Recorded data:

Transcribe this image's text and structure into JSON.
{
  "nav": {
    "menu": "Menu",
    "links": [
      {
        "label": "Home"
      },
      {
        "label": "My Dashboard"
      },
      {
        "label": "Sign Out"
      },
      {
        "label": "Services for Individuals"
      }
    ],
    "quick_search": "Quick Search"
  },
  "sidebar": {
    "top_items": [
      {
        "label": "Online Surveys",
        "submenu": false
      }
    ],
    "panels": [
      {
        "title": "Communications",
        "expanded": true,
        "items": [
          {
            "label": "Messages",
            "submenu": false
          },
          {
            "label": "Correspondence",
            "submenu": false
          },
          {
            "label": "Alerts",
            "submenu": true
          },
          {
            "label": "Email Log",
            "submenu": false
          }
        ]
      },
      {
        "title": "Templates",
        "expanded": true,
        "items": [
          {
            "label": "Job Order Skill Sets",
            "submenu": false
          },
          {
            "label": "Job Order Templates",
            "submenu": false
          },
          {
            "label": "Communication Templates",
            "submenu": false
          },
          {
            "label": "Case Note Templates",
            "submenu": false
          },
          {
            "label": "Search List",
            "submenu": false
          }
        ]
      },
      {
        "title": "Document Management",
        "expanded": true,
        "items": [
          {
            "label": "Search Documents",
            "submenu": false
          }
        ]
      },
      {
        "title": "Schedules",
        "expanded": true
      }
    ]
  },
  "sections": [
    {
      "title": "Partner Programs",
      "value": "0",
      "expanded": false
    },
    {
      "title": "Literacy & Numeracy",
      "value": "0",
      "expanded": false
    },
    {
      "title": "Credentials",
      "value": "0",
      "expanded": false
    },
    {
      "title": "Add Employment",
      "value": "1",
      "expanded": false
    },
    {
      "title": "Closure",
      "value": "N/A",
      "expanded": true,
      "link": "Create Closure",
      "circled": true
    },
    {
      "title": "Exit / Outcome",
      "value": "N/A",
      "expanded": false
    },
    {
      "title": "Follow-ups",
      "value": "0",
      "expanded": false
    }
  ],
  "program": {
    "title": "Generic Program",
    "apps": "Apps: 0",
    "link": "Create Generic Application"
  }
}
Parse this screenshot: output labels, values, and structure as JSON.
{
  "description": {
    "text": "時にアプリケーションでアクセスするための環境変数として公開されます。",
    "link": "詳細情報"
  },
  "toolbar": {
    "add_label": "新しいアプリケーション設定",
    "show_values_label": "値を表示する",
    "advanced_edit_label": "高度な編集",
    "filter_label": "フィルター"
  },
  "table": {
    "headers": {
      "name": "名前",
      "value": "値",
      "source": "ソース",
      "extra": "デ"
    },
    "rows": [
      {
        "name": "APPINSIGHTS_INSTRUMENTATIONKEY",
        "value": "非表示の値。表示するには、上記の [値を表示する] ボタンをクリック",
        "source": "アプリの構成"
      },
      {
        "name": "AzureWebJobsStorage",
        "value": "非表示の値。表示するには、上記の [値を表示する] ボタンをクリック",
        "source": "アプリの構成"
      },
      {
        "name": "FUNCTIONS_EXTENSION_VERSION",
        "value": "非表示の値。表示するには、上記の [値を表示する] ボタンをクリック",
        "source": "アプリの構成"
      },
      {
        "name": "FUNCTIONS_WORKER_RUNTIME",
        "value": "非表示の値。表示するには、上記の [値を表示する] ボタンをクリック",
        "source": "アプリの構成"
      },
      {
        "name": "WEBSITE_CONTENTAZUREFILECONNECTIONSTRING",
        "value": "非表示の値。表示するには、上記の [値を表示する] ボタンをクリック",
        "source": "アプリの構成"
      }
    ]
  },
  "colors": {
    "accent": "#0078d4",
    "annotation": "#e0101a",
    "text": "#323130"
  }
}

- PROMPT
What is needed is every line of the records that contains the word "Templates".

- PROBLEM SOLUTION
        "title": "Templates",
            "label": "Job Order Templates",
            "label": "Communication Templates",
            "label": "Case Note Templates",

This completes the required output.